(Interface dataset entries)
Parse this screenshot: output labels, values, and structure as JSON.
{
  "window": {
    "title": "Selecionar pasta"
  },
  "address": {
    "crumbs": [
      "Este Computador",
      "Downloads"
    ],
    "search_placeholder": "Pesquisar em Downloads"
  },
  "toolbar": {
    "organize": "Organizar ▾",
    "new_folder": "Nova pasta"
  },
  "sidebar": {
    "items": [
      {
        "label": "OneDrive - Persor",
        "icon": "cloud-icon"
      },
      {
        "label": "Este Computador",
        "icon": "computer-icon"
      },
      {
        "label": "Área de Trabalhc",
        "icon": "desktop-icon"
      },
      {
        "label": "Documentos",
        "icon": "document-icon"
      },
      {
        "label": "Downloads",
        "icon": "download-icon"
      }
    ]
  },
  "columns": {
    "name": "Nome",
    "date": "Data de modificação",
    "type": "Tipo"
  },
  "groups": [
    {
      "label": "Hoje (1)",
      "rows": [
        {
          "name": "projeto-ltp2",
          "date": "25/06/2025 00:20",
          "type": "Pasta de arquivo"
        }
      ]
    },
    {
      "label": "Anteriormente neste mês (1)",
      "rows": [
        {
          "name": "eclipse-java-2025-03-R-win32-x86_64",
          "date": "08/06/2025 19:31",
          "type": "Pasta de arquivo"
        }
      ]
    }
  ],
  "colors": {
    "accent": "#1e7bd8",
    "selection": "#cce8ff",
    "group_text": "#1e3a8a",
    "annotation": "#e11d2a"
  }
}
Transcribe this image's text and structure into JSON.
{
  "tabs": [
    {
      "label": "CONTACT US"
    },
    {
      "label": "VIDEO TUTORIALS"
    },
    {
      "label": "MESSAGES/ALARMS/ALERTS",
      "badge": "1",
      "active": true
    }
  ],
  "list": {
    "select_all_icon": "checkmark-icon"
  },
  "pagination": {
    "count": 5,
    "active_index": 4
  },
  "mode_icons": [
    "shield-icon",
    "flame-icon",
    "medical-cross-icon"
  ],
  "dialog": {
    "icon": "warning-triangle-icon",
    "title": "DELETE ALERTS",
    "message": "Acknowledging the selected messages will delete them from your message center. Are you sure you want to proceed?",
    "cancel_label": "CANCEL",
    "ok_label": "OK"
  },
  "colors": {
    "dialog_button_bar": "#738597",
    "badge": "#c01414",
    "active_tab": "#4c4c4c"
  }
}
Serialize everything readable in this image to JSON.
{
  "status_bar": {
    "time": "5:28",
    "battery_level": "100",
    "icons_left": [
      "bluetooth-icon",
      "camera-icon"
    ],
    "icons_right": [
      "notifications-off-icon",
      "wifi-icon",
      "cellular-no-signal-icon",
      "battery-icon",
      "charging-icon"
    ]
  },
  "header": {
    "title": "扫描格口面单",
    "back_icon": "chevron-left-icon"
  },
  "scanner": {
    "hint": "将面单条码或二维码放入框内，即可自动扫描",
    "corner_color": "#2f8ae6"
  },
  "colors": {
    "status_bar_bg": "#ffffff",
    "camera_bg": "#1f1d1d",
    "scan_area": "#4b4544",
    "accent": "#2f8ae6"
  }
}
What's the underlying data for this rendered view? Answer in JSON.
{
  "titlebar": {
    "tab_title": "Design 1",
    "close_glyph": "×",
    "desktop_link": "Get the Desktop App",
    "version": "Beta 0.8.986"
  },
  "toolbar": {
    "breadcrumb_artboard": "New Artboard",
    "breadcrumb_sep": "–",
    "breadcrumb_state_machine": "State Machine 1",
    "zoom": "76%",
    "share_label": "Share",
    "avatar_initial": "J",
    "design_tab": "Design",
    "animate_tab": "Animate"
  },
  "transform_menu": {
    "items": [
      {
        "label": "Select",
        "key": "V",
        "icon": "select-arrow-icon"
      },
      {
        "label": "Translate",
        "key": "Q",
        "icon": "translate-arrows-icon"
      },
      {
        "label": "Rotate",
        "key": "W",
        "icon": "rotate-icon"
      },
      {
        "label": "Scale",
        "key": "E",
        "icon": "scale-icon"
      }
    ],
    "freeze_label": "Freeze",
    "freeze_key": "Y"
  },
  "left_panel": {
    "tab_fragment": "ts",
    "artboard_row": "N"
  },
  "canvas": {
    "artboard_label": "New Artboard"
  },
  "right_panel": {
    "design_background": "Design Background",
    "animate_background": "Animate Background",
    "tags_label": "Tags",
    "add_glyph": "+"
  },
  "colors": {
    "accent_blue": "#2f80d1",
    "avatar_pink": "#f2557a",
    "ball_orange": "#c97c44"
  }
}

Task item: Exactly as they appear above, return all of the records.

Task output:
Parse this screenshot: output labels, values, and structure as JSON.
{
  "window": {
    "title": "Selecionar pasta"
  },
  "address": {
    "crumbs": [
      "Este Computador",
      "Downloads"
    ],
    "search_placeholder": "Pesquisar em Downloads"
  },
  "toolbar": {
    "organize": "Organizar ▾",
    "new_folder": "Nova pasta"
  },
  "sidebar": {
    "items": [
      {
        "label": "OneDrive - Persor",
        "icon": "cloud-icon"
      },
      {
        "label": "Este Computador",
        "icon": "computer-icon"
      },
      {
        "label": "Área de Trabalhc",
        "icon": "desktop-icon"
      },
      {
        "label": "Documentos",
        "icon": "document-icon"
      },
      {
        "label": "Downloads",
        "icon": "download-icon"
      }
    ]
  },
  "columns": {
    "name": "Nome",
    "date": "Data de modificação",
    "type": "Tipo"
  },
  "groups": [
    {
      "label": "Hoje (1)",
      "rows": [
        {
          "name": "projeto-ltp2",
          "date": "25/06/2025 00:20",
          "type": "Pasta de arquivo"
        }
      ]
    },
    {
      "label": "Anteriormente neste mês (1)",
      "rows": [
        {
          "name": "eclipse-java-2025-03-R-win32-x86_64",
          "date": "08/06/2025 19:31",
          "type": "Pasta de arquivo"
        }
      ]
    }
  ],
  "colors": {
    "accent": "#1e7bd8",
    "selection": "#cce8ff",
    "group_text": "#1e3a8a",
    "annotation": "#e11d2a"
  }
}
Transcribe this image's text and structure into JSON.
{
  "tabs": [
    {
      "label": "CONTACT US"
    },
    {
      "label": "VIDEO TUTORIALS"
    },
    {
      "label": "MESSAGES/ALARMS/ALERTS",
      "badge": "1",
      "active": true
    }
  ],
  "list": {
    "select_all_icon": "checkmark-icon"
  },
  "pagination": {
    "count": 5,
    "active_index": 4
  },
  "mode_icons": [
    "shield-icon",
    "flame-icon",
    "medical-cross-icon"
  ],
  "dialog": {
    "icon": "warning-triangle-icon",
    "title": "DELETE ALERTS",
    "message": "Acknowledging the selected messages will delete them from your message center. Are you sure you want to proceed?",
    "cancel_label": "CANCEL",
    "ok_label": "OK"
  },
  "colors": {
    "dialog_button_bar": "#738597",
    "badge": "#c01414",
    "active_tab": "#4c4c4c"
  }
}
Serialize everything readable in this image to JSON.
{
  "status_bar": {
    "time": "5:28",
    "battery_level": "100",
    "icons_left": [
      "bluetooth-icon",
      "camera-icon"
    ],
    "icons_right": [
      "notifications-off-icon",
      "wifi-icon",
      "cellular-no-signal-icon",
      "battery-icon",
      "charging-icon"
    ]
  },
  "header": {
    "title": "扫描格口面单",
    "back_icon": "chevron-left-icon"
  },
  "scanner": {
    "hint": "将面单条码或二维码放入框内，即可自动扫描",
    "corner_color": "#2f8ae6"
  },
  "colors": {
    "status_bar_bg": "#ffffff",
    "camera_bg": "#1f1d1d",
    "scan_area": "#4b4544",
    "accent": "#2f8ae6"
  }
}
What's the underlying data for this rendered view? Answer in JSON.
{
  "titlebar": {
    "tab_title": "Design 1",
    "close_glyph": "×",
    "desktop_link": "Get the Desktop App",
    "version": "Beta 0.8.986"
  },
  "toolbar": {
    "breadcrumb_artboard": "New Artboard",
    "breadcrumb_sep": "–",
    "breadcrumb_state_machine": "State Machine 1",
    "zoom": "76%",
    "share_label": "Share",
    "avatar_initial": "J",
    "design_tab": "Design",
    "animate_tab": "Animate"
  },
  "transform_menu": {
    "items": [
      {
        "label": "Select",
        "key": "V",
        "icon": "select-arrow-icon"
      },
      {
        "label": "Translate",
        "key": "Q",
        "icon": "translate-arrows-icon"
      },
      {
        "label": "Rotate",
        "key": "W",
        "icon": "rotate-icon"
      },
      {
        "label": "Scale",
        "key": "E",
        "icon": "scale-icon"
      }
    ],
    "freeze_label": "Freeze",
    "freeze_key": "Y"
  },
  "left_panel": {
    "tab_fragment": "ts",
    "artboard_row": "N"
  },
  "canvas": {
    "artboard_label": "New Artboard"
  },
  "right_panel": {
    "design_background": "Design Background",
    "animate_background": "Animate Background",
    "tags_label": "Tags",
    "add_glyph": "+"
  },
  "colors": {
    "accent_blue": "#2f80d1",
    "avatar_pink": "#f2557a",
    "ball_orange": "#c97c44"
  }
}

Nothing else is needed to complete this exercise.